Hacking as an ethos. It celebrates complex systems and the minds that create, manipulate, and dwell in them; it celebrates gamesmanship, that is, knowing how to play games, what the rules are and how to bend them, what rules underlie the rules.
A common cultural figure now, of course, but the nerd stereotype doesn't quite capture it. The characters in Silicon Valley were actually drawn really well, capturing certain subtypes and behavior patterns. Good caricature, but that doesn't mean it addressed the essence of hacking, if there is one.
Papert and Sussman, and Minsky of course, as attempts to take the hacker stance more seriously, to investigate it, to use it to revolutionize psychology and education as well as more obvious technical disciplines. Hidden
Stallman, ESR, and free software as a self-aware movement.
The RMS-led street protests, I bet most people don't even know about those...
Apple's polished designerism as kind of anathema to hacker stance. Hackerish software always has a scruffy aspect.

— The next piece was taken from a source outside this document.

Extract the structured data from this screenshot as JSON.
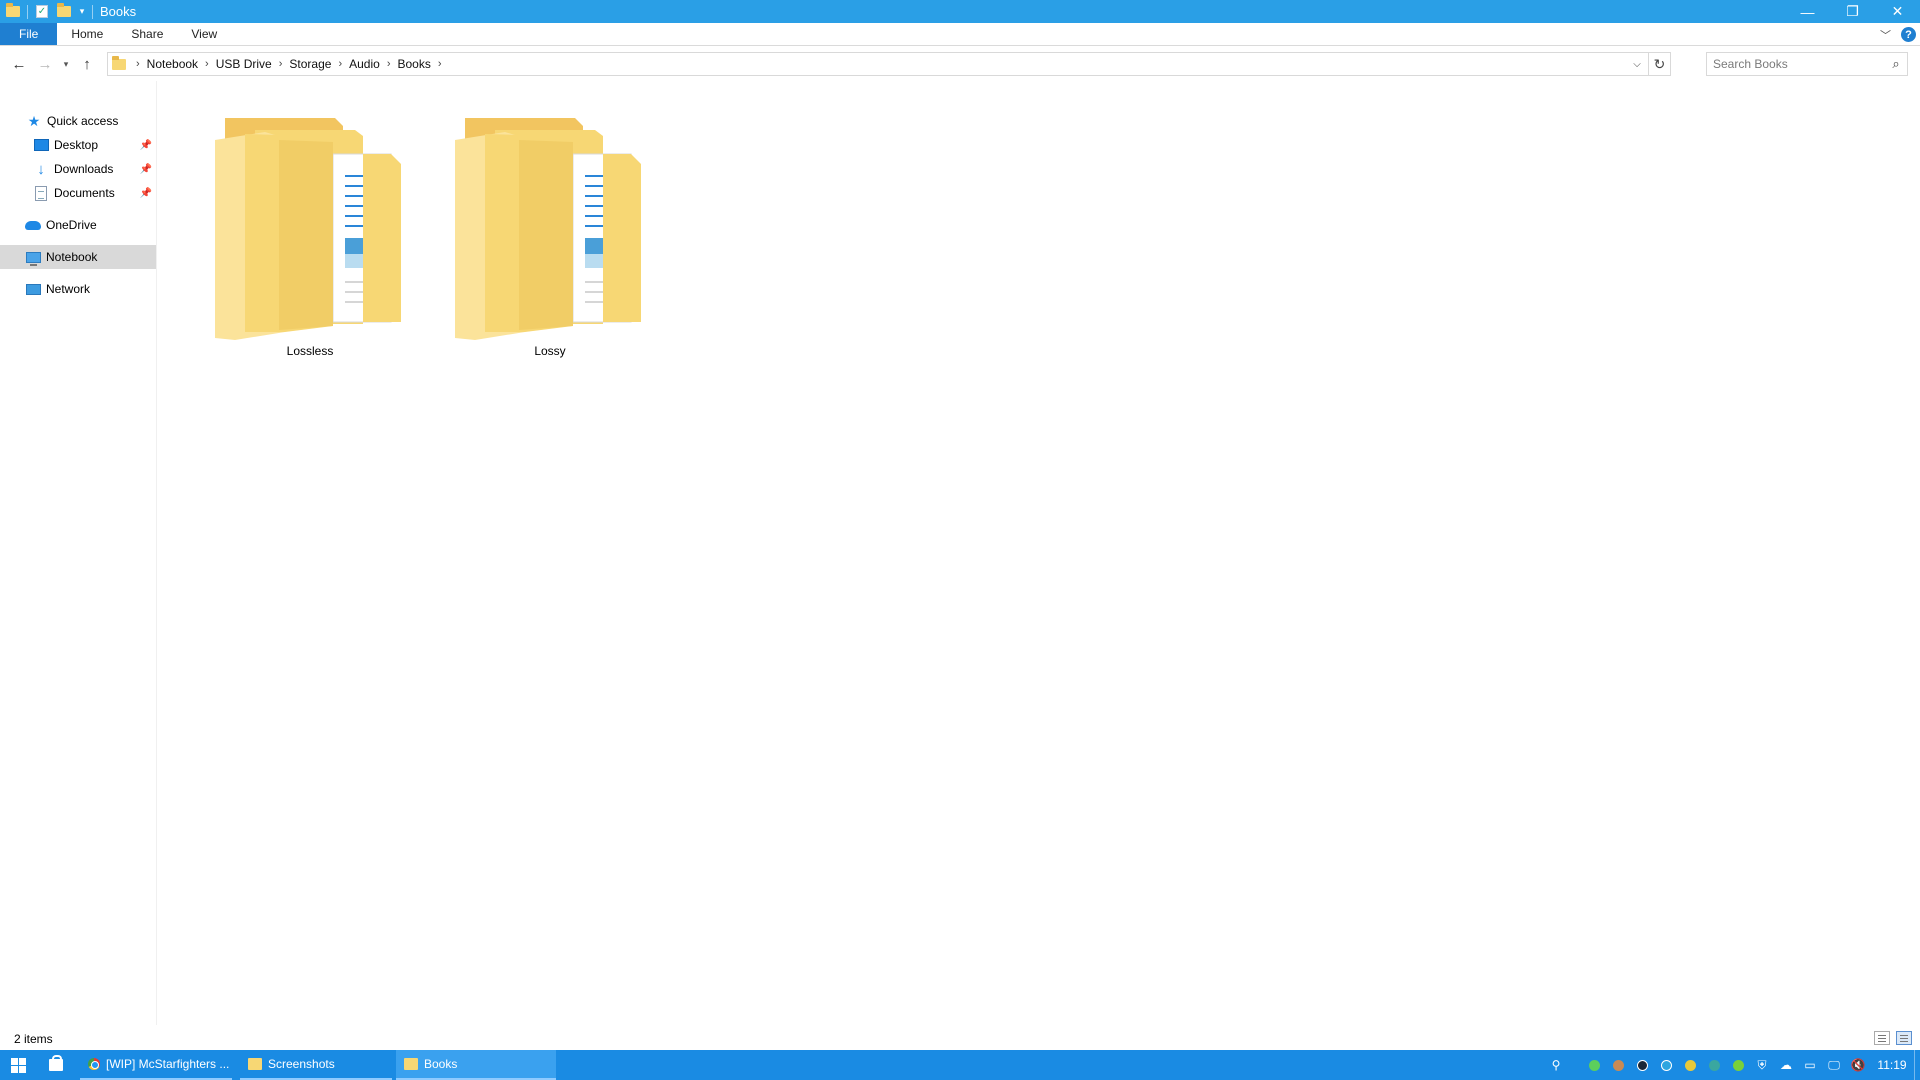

Hypercard as Apple's effort to make a hackerish environment within their tightly-controlled world. Very successful but eventually killed off. Loper OS » Why Hypercard Had to Die